Saturday, May 15, 2010

Flood of 2010

In case you haven't heard, Nashville has flooded.  As in, boat down the middle of the street flooded.  It is the single largest disaster to hit middle Tennessee since the Civil War.  It is being reported to be the largest non-hurricane disaster in U.S. History, creating over a billion dollars in damage.  Hundreds, possibly thousands, of people have lost everything.  Everything.  Houses, posessions, cars, pets.  Everything.  And it happened fast.  People went in to the mall to go shopping.  When they came out their car was under water.  And I don't mean there was a big puddle.  I mean under water. 

Chris and I went to the Jimmy Buffett concert.  The next day the arena the concert was in had a foot of flood water on the very floor Jimmy had been playing on.  How did this happen?  It rained.  A lot.  Nashville received record breaking amounts of rain in a 48 hour period, and there was no place for the water to go.  The Cumberland River flooded it's banks.  The Harpeth River flooded.  Rivers and streams flooded.  I cannot put into words the devestation this has caused.  The Opryland Hotel - a huge destination area for weddings, conventions, proms, dinner, events, tourists, et cetera - is closed.  And will remain closed until at least Christmas. 

While all of this flooding was taking place, David and Jack were spending the night with my in-laws at their house, an hour from our house.  We left to get them at 7:30 Sunday morning.  Their basement was flooding, trees had fallen on their garage and a storage shed.  The cap for the chimney blew off and water was coming into the house through the fireplace.  They had no electricity.  And they had two-thirds of my children.  It took us three hours to get there and 5 to get home.  It was the scariest drive ever.  We had to turn around because roads were flooded over.  We had to drive backwards on the interstate because waters spilled over the concrete medians onto the other side.  We had to drive over trees that had fallen on single lane roads where we had no cell signal.  And no idea where we were.  It was terrible.  But we are all safe, and our home and belongings are safe.  That is not the case for so many people. 

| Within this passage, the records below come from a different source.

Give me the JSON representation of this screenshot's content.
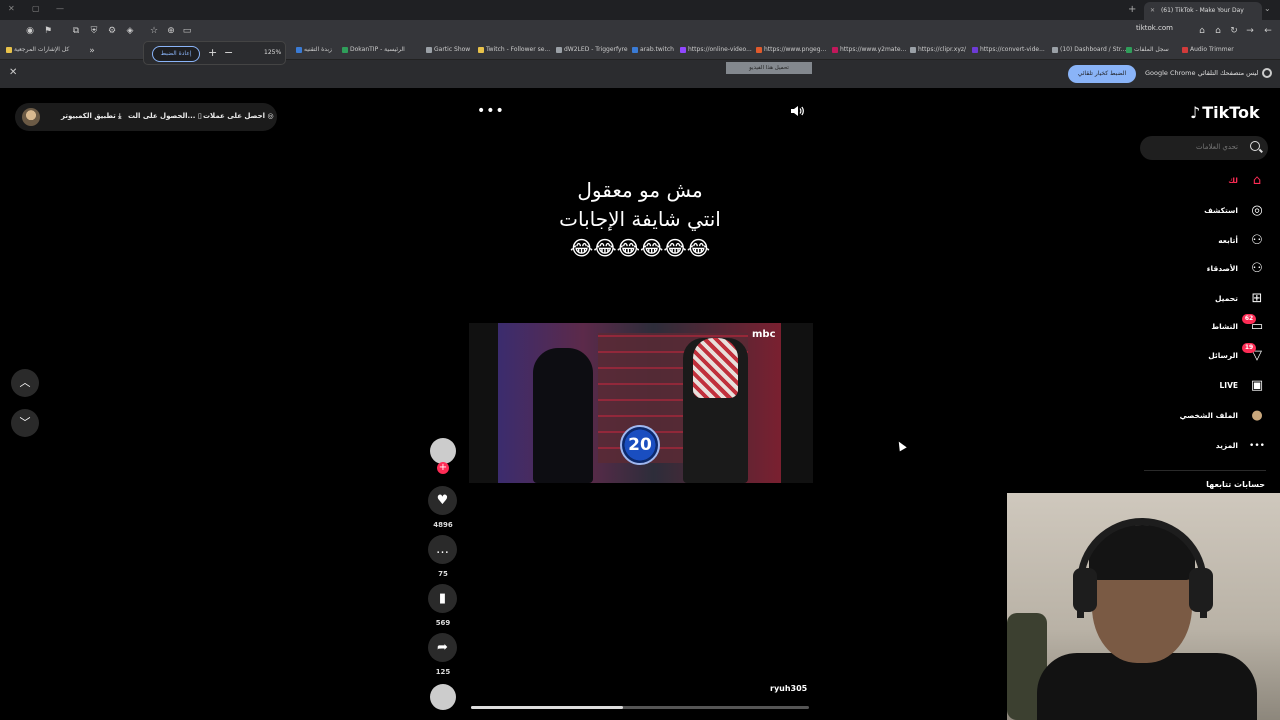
{
  "browser": {
    "tab_title": "(61) TikTok - Make Your Day",
    "url": "tiktok.com",
    "zoom": {
      "reset_label": "إعادة الضبط",
      "level": "125%",
      "plus": "+",
      "minus": "−"
    },
    "bookmarks": [
      {
        "label": "كل الإشارات المرجعية",
        "color": "#e8c24a"
      },
      {
        "label": "زبدة التقنيه",
        "color": "#3a7bd5"
      },
      {
        "label": "DokanTIP - الرئيسية",
        "color": "#2f9e5a"
      },
      {
        "label": "Gartic Show",
        "color": "#9aa0a6"
      },
      {
        "label": "Twitch - Follower se...",
        "color": "#e8c24a"
      },
      {
        "label": "dW2LED - Triggerfyre",
        "color": "#9aa0a6"
      },
      {
        "label": "arab.twitch",
        "color": "#3a7bd5"
      },
      {
        "label": "https://online-video...",
        "color": "#9147ff"
      },
      {
        "label": "https://www.pngeg...",
        "color": "#e05a2c"
      },
      {
        "label": "https://www.y2mate...",
        "color": "#c2185b"
      },
      {
        "label": "https://clipr.xyz/",
        "color": "#9aa0a6"
      },
      {
        "label": "https://convert-vide...",
        "color": "#6d3bd6"
      },
      {
        "label": "(10) Dashboard / Str...",
        "color": "#9aa0a6"
      },
      {
        "label": "سجل الملفات",
        "color": "#2f9e5a"
      },
      {
        "label": "Audio Trimmer",
        "color": "#d23b3b"
      }
    ],
    "infobar": {
      "message": "Google Chrome ليس متصفحك التلقائي",
      "button": "الضبط كخيار تلقائي"
    },
    "download_hint": "تحميل هذا الفيديو"
  },
  "tiktok": {
    "logo": "TikTok",
    "search_placeholder": "تحدي العلامات",
    "top_pill": {
      "coins": "احصل على عملات",
      "get_app": "الحصول على الت...",
      "desktop_app": "تطبيق الكمبيوتر"
    },
    "nav": [
      {
        "label": "لك",
        "icon": "home-icon",
        "glyph": "⌂",
        "active": true,
        "badge": ""
      },
      {
        "label": "استكشف",
        "icon": "compass-icon",
        "glyph": "◎",
        "active": false,
        "badge": ""
      },
      {
        "label": "أتابعه",
        "icon": "following-icon",
        "glyph": "⚇",
        "active": false,
        "badge": ""
      },
      {
        "label": "الأصدقاء",
        "icon": "friends-icon",
        "glyph": "⚇",
        "active": false,
        "badge": ""
      },
      {
        "label": "تحميل",
        "icon": "upload-icon",
        "glyph": "⊞",
        "active": false,
        "badge": ""
      },
      {
        "label": "النشاط",
        "icon": "activity-icon",
        "glyph": "▭",
        "active": false,
        "badge": "62"
      },
      {
        "label": "الرسائل",
        "icon": "messages-icon",
        "glyph": "▽",
        "active": false,
        "badge": "19"
      },
      {
        "label": "LIVE",
        "icon": "live-icon",
        "glyph": "▣",
        "active": false,
        "badge": ""
      },
      {
        "label": "الملف الشخصي",
        "icon": "profile-avatar-icon",
        "glyph": "●",
        "active": false,
        "badge": ""
      },
      {
        "label": "المزيد",
        "icon": "more-icon",
        "glyph": "•••",
        "active": false,
        "badge": ""
      }
    ],
    "following_accounts_title": "حسابات تتابعها",
    "video": {
      "caption_line1": "مش مو معقول",
      "caption_line2": "انتي شايفة الإجابات",
      "caption_line3": "😂😂😂😂😂😂",
      "overlay_number": "20",
      "channel_mark": "mbc",
      "author": "ryuh305",
      "progress": 0.45
    },
    "actions": {
      "likes": "4896",
      "comments": "75",
      "saves": "569",
      "shares": "125"
    }
  }
}
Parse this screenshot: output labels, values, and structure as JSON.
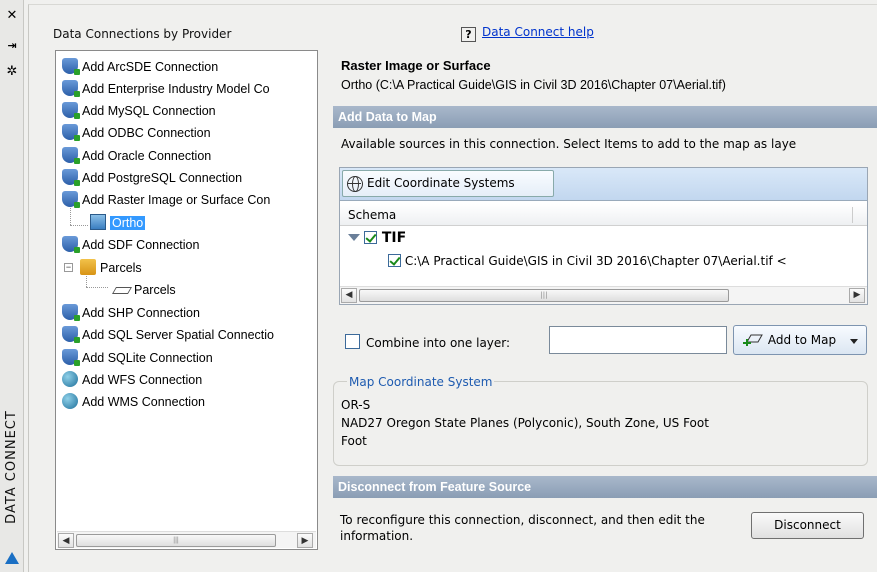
{
  "palette": {
    "title": "DATA CONNECT",
    "close_glyph": "✕",
    "pin_glyph": "⇥",
    "settings_glyph": "✲"
  },
  "left": {
    "header": "Data Connections by Provider",
    "tree": [
      {
        "label": "Add ArcSDE Connection",
        "icon": "database-icon"
      },
      {
        "label": "Add Enterprise Industry Model Co",
        "icon": "database-icon"
      },
      {
        "label": "Add MySQL Connection",
        "icon": "database-icon"
      },
      {
        "label": "Add ODBC Connection",
        "icon": "database-icon"
      },
      {
        "label": "Add Oracle Connection",
        "icon": "database-icon"
      },
      {
        "label": "Add PostgreSQL Connection",
        "icon": "database-icon"
      },
      {
        "label": "Add Raster Image or Surface Con",
        "icon": "database-icon"
      },
      {
        "label": "Ortho",
        "icon": "raster-icon",
        "selected": true
      },
      {
        "label": "Add SDF Connection",
        "icon": "database-icon"
      },
      {
        "label": "Parcels",
        "icon": "folder-icon"
      },
      {
        "label": "Parcels",
        "icon": "polygon-icon"
      },
      {
        "label": "Add SHP Connection",
        "icon": "database-icon"
      },
      {
        "label": "Add SQL Server Spatial Connectio",
        "icon": "database-icon"
      },
      {
        "label": "Add SQLite Connection",
        "icon": "database-icon"
      },
      {
        "label": "Add WFS Connection",
        "icon": "globe-icon"
      },
      {
        "label": "Add WMS Connection",
        "icon": "globe-icon"
      }
    ],
    "expander_glyph": "−"
  },
  "right": {
    "help_link": "Data Connect help",
    "help_glyph": "?",
    "connection_title": "Raster Image or Surface",
    "connection_path": "Ortho (C:\\A Practical Guide\\GIS in Civil 3D 2016\\Chapter 07\\Aerial.tif)",
    "add_data_header": "Add Data to Map",
    "available_text": "Available sources in this connection.  Select Items to add to the map as laye",
    "edit_cs_button": "Edit Coordinate Systems",
    "schema_header": "Schema",
    "schema_item": "TIF",
    "schema_file": "C:\\A Practical Guide\\GIS in Civil 3D 2016\\Chapter 07\\Aerial.tif   <",
    "combine_label": "Combine into one layer:",
    "combine_value": "",
    "add_to_map_button": "Add to Map",
    "map_cs_legend": "Map Coordinate System",
    "map_cs_lines": [
      "OR-S",
      "NAD27 Oregon State Planes (Polyconic), South Zone, US Foot",
      "Foot"
    ],
    "disconnect_header": "Disconnect from Feature Source",
    "disconnect_text": "To reconfigure this connection, disconnect, and then edit the information.",
    "disconnect_button": "Disconnect"
  },
  "scrollbar": {
    "left_arrow": "◀",
    "right_arrow": "▶",
    "grip": "|||"
  }
}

People are living in tents and RVs, with family and friends, and shelters are overflowing.  People are having to rip their houses apart, down to the studs, to see if there is anything salvagable.  They have to put their belongings in garbage bags on the curb to picked up by the garbage truck.  They have no flood insurance, because they did not live in a flood plain. 

While I'm not turning this into a political discussion, I will point out that Obama hasn't been here.  Why?  Maybe because he hasn't had to.  Because We Are Nashville.

Never have I been so proud to live where I do.  People are not complaining; they are volunteering to help.  People are not crying about what they have lost; they are helping their neighbor save what can be saved.  People are not stealing and looting; they are donating.  People are not running away from the problem; they are running to help.  It makes me so sad to see what people have lost.  And so proud to see what we, as the greater Nashville community, will gain because of this.

1 comment:

Rebecca said...

Very well written, I agree 100%. Nashville is like no other city when it comes to helping each other and working together as one.